=== Your goal ===
From the entries below, gather every line containing the string "group".

Data records:
--- START ---

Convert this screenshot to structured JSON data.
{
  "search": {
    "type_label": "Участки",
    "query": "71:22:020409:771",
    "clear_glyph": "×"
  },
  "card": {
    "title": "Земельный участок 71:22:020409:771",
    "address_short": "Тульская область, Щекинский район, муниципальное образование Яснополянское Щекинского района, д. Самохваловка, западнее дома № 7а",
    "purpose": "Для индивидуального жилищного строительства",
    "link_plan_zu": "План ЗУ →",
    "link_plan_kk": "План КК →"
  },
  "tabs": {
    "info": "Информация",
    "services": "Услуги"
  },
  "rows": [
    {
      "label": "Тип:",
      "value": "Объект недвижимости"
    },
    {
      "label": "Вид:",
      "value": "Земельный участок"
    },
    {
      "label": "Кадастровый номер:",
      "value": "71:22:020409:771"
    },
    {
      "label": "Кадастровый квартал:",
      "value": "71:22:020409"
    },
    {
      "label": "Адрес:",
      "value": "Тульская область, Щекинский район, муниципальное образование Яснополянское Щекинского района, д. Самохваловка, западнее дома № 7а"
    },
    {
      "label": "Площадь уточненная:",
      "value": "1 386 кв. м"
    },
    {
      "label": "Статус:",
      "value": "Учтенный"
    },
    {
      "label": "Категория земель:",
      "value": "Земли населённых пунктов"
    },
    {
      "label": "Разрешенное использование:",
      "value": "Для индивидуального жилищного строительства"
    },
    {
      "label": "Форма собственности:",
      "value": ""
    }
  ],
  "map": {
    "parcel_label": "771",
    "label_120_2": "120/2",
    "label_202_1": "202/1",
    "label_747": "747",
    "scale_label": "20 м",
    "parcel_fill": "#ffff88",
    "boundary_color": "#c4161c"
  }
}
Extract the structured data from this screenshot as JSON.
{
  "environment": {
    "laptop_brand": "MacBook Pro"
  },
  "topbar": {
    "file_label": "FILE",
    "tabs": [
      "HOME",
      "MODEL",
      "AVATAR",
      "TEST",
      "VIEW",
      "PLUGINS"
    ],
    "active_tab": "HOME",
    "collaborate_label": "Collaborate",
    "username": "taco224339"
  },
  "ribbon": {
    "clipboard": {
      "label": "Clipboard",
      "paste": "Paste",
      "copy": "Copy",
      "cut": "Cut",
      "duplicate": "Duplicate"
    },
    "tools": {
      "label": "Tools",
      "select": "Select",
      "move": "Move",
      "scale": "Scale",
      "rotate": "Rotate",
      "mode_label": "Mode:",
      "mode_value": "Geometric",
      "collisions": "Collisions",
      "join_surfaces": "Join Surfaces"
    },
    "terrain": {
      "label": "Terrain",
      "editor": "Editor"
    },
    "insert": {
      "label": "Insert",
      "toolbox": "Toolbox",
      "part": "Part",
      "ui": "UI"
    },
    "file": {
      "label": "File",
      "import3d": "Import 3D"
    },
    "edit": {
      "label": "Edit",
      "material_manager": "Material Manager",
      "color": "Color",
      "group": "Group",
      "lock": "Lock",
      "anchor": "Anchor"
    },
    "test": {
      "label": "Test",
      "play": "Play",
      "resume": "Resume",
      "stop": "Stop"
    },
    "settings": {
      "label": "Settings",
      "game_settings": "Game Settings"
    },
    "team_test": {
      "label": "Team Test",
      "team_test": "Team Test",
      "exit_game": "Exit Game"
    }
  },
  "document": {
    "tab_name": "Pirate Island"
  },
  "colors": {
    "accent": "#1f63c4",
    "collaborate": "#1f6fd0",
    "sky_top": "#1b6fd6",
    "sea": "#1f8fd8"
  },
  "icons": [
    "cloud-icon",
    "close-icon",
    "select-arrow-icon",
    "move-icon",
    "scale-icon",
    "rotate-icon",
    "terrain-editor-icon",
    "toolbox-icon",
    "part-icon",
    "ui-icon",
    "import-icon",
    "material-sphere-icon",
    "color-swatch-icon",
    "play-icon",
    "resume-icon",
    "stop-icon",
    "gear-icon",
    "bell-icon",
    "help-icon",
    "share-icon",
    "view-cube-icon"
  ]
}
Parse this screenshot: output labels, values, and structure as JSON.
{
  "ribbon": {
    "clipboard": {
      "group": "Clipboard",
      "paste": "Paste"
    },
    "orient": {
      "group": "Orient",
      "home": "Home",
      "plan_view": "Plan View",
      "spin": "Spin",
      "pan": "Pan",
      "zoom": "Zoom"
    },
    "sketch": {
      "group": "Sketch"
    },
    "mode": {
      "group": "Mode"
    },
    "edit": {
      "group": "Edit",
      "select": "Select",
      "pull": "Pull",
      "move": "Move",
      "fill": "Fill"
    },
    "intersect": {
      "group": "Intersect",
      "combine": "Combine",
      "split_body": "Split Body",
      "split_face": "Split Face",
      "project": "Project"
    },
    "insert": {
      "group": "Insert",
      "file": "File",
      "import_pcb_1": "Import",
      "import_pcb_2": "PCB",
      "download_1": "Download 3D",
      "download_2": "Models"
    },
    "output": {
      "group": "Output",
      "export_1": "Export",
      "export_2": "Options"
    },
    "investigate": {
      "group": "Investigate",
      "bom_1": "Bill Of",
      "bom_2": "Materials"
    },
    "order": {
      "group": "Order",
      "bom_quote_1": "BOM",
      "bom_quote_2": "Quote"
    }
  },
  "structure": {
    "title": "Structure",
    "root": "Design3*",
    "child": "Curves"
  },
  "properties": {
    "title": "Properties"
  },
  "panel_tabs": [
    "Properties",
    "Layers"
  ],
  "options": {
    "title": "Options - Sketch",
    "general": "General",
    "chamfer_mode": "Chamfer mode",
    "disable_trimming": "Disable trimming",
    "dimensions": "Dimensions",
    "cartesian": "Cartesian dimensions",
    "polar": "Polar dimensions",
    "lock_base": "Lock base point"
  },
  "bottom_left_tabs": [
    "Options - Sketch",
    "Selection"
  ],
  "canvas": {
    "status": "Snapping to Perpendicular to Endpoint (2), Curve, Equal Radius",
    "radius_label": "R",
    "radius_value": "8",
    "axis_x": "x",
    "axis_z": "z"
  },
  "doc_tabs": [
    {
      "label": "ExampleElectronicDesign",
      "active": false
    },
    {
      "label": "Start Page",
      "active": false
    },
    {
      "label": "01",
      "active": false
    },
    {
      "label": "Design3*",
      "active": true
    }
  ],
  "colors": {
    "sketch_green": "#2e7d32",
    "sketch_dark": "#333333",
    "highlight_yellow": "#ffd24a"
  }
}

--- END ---

=== Answer area ===
      "group": "Group",
      "group": "Clipboard",
      "group": "Orient",
      "group": "Sketch"
      "group": "Mode"
      "group": "Edit",
      "group": "Intersect",
      "group": "Insert",
      "group": "Output",
      "group": "Investigate",
      "group": "Order",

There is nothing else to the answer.